“Hello. My name is Mr. R. L. Stine. Every story ever told can be broken down into three parts: the beginning, the middle, and the twist.”
Author R. L. Stine’s famous (if that isn’t understating things) line of book geared toward giving children and tweens a good, healthy dose of the spooks first came out in the summer of 1992. By that time, I had graduated High School, and was firmly ensconced with the more advanced works of Stephen King, Brian Lumley and Clive Barker for my literary horror fix. Also, I was 18, so the Goosebumps series wasn’t exactly geared for my target demographic. I did, however, find some amusement with the television anthology that was based on the book series that ran from 1994 through to…I think some time in the early Aughts, I want to say? I wasn’t a diehard fan of the show. But, this is besides the point. Point is, it was the show itself that provided me sufficient amount of interest to watch this big screen movie about Goosebumps. Well, technically about R. L. Stine. That’s not a docu-drama. Let me see if I can explain without making your collective heads do that cute popping noise I love so very, very much.
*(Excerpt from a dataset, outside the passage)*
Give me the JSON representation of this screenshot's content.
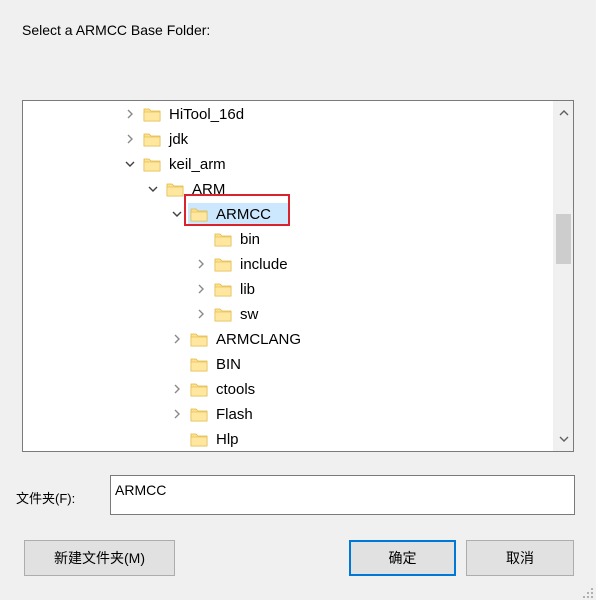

Goosebumps, the movie, takes the second question* every writer sooner or later gets tired of having to answer–“Where do you get your ideas from?”–and turns it into a fantasy/horror/comedy befitting the spirit of the Goosebumps series. While I hesitate to use the phrase “Family Friendly Horror”, but this is really what it is: a movie that is as whimsical as it is dark, something akin to an intense roller coaster ride that can entertain not only the grade schooler and tween crowd, but will entertain the adults who have to take them to the movie in the first place.
The story consists of a teenage boy and his mother moving to a small New England town and, in a series of Rear Window-like events, end up discovering that his next door neighbor is none other than famous young adult horror novelist R. L. Stine! Oh, and also he inadvertently sets free all of the creatures and monsters from all of the book manuscripts that he’s written. Now, he-along with his best friend, Mr. Stein and Stein’s daughter-is in a race to get all of the book characters that have sprung literally from the mind of R. L. Stein back into the pages from whence they came. Only, there’s one book character that thinks this is not a great idea.
Goosebumps the movie itself is a surprisingly entertaining movie; surprising because it is a Goosebumps movie, in more than just one way it seems. If you’re wondering what the heck I’m prattling on about: if you’re familiar with the movie The Naked Lunch, you know that is less a movie adaptation of the William H. Burrows novel, and more a movie about the writing of the William H. Burrows novel. This is kind of lik that, as it’s rather meta fiction that isn’t based on any one book of the Goosebumps series, but is more of a loving tribute to it. I consider this a good proper scaring for the kiddies that the parents can get into as well. Recommended.
[*- the first question, in case you were wondering, is “How do you write?” It’s so very hard not go shoot back with a sarcastic answer with that one]